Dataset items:
----

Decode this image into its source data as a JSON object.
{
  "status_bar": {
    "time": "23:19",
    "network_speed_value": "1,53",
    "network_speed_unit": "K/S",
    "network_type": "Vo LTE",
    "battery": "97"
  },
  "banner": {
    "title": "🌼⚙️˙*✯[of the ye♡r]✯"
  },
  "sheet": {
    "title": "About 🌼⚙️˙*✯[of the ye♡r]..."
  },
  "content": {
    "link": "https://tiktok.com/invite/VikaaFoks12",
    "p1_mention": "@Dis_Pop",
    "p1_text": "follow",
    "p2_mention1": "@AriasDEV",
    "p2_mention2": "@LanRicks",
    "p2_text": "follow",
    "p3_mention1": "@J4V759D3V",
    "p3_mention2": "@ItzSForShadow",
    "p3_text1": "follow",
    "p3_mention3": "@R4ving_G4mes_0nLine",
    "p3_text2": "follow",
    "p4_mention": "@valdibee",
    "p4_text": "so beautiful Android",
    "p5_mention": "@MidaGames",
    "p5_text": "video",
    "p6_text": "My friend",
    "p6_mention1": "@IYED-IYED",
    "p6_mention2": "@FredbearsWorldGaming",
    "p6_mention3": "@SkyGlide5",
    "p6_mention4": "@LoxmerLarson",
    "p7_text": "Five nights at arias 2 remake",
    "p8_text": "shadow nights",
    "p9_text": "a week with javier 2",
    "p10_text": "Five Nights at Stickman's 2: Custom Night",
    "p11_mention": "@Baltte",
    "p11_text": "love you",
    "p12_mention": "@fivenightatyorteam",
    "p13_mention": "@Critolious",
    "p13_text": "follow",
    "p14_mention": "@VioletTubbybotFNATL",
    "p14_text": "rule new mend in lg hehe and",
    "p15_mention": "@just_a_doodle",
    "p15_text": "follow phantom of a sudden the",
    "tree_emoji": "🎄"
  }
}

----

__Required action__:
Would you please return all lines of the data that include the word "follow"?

__Problem solution__:
    "p1_text": "follow",
    "p2_text": "follow",
    "p3_text1": "follow",
    "p3_text2": "follow",
    "p13_text": "follow",
    "p15_text": "follow phantom of a sudden the",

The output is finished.